How a few quick words made the difference for this lady bowhunter.
By Penny Johnson
My husband, Harold (Bodean) Johnson, had a story in the Sept. 2006 issue of Buckmasters Whitetail Magazine called, “Daniel Boone Buck.” It’s been pretty hard living with him since then.
In July 2006, we traveled 7 hours from Burnside, Ky., to Greensboro, N.C., to attend the Buckmasters Expo. I was hoping to get some tips from the pros while there, and boy, did I! You see, around home they all call me “Choke,” and I just couldn’t stand it any more. I’ve hunted for many years and seen many deer — I’ve had all kinds of chances to pull the trigger — but I’ve always choked. So, I went in search of Jackie Bushman at the Expo.
I was able to talk to Jackie while picking up my souvenir T-shirt and one of his books. He listened while I told him my problem of choking and shaking. Then he said, “This happens to everyone who has ever hunted. And if someone says it hasn’t happened to them, then they aren’t having any fun.”
Well, I must be having too much fun, because I shake so badly that I’m afraid I’m going to fall out of the tree. Thank God for safety harnesses!
While at the Expo, I bought a new Fred Bear bow. I couldn’t wait to get home to try it out. But shooting the bow turned out to be harder than it looked. However, with a lot of help from Bodean, I soon learned the basics.
Every day, Bodean would tell me I should go out and practice. I only had about a month and a half before opening day of bow season in Kentucky, and I had the fever — bad. I couldn’t wait to be in the woods, and I practiced as often as possible.
On opening morning, my nerves were on edge. I had anticipated this day since the end of last year’s hunting season. I couldn’t wait to see what 2006 would bring. It had to be better.
I climbed into my treestand before daylight, got set up and waited. About an hour after daylight, two does appeared. I waited until they were in the 20-yard range. I was ready. I just had to pull my bow back and shoot.
Once again, I choked. I couldn’t even pull my bow back. I must have looked like Elmer Fudd. I was all over that treestand. With all the movement, the does spotted me and blew. I can’t say that I blamed them.
I had to do something.
After that scene, I went home and practiced even harder. I decided to give my hunting area in Pulaski County time to settle down, and I stayed away for a few days. Just two days later, Sept. 14, I was back out there again. Sure enough, the does were coming in right on schedule.
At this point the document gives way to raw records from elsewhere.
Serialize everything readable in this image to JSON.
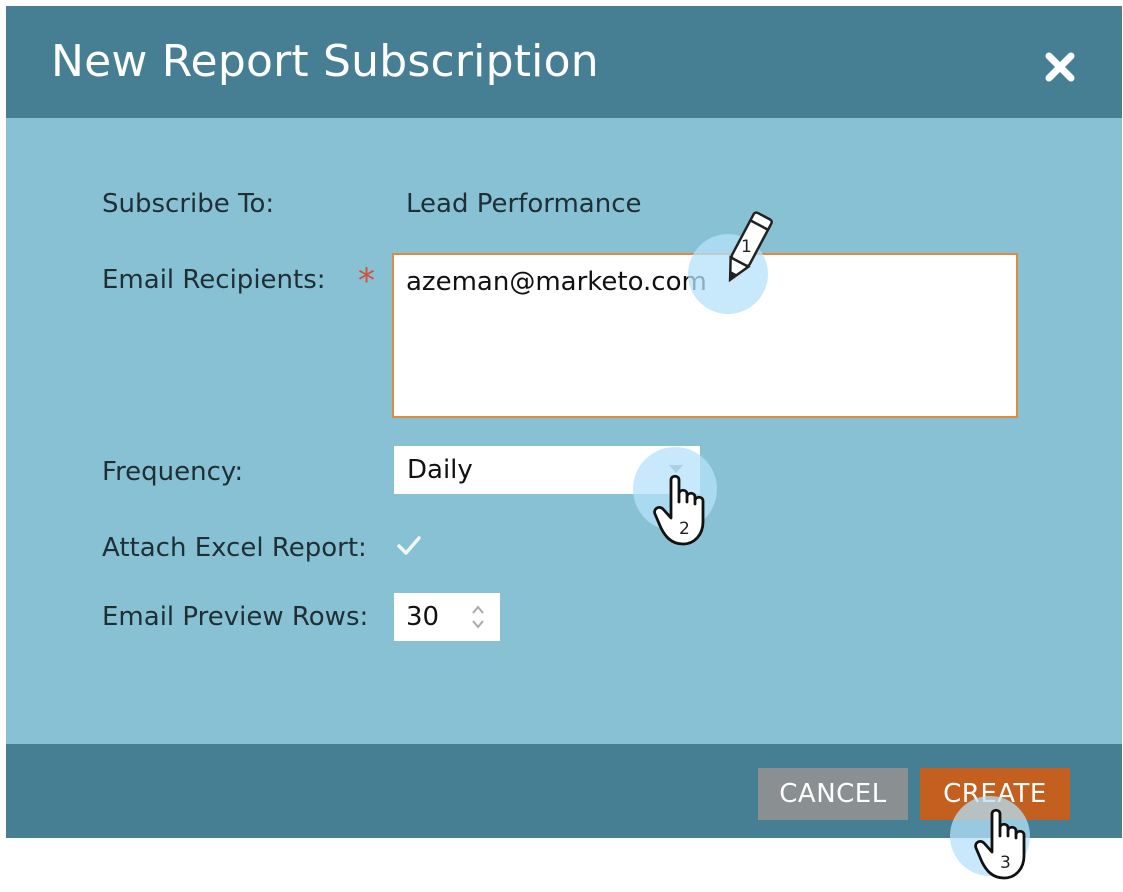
{
  "dialog": {
    "title": "New Report Subscription",
    "close_icon": "close-icon"
  },
  "form": {
    "subscribe_to": {
      "label": "Subscribe To:",
      "value": "Lead Performance"
    },
    "email_recipients": {
      "label": "Email Recipients:",
      "required_mark": "*",
      "value": "azeman@marketo.com"
    },
    "frequency": {
      "label": "Frequency:",
      "selected": "Daily"
    },
    "attach_excel": {
      "label": "Attach Excel Report:",
      "checked": true
    },
    "preview_rows": {
      "label": "Email Preview Rows:",
      "value": "30"
    }
  },
  "footer": {
    "cancel_label": "CANCEL",
    "create_label": "CREATE"
  },
  "callouts": {
    "step1": "1",
    "step2": "2",
    "step3": "3"
  },
  "colors": {
    "header": "#467f93",
    "body": "#88c1d3",
    "create": "#c35f1f",
    "cancel": "#8a8f92",
    "required": "#d0533b",
    "input_border": "#e08a3c"
  }
}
I thought, “What would Jackie Bushman do?”
Then I remembered his words: “Look away, take three deep breaths, go back to the kill zone and shoot.”
Oh my God! I got it!
I’ll never forget the sound of when the arrow came in contact with the deer. Thump! I don’t know what was louder, my heart beating or the sound of my shot when I hit the release. I did just what Jackie said, and I got it; and I knew I got it.
I sat down and tried to figure out what had just happened. I started to shake, but that’s okay. I knew my doe was on the ground. In my heart, I was hoping my husband was somewhere close so he could come help me. Honestly, I didn’t know what to do next.
After my nerves settled, I finally climbed down and went in search of the doe. I was so excited that I couldn’t think straight. I didn’t find my arrow or a blood trail, but I knew I had hit her. So I left the area in search of Bodean. He hadn’t even made it to his tree when he heard the four-wheeler start up.
He said he just turned around and headed back toward me, hoping to see me coming down the hill with a big smile on my face. My thumbs-up from 200 yards let him know I had finally done it. I had taken a deer, and I’d done it with my new bow.
We went back to my treestand and started to search for the doe there. We found the arrow, covered in blood, and from there we were able to find and follow the blood trail. The doe didn’t go far.
My special thanks to Bodean for all the time, patience and support he has given me and for turning me on to the wonderful world of hunting.
And thanks to Jackie Bushman for his advice, “three deep breaths.”
This article was published in the July 2007 edition of Buckmasters Whitetail Magazine. Join today to have Buckmasters delivered to your home.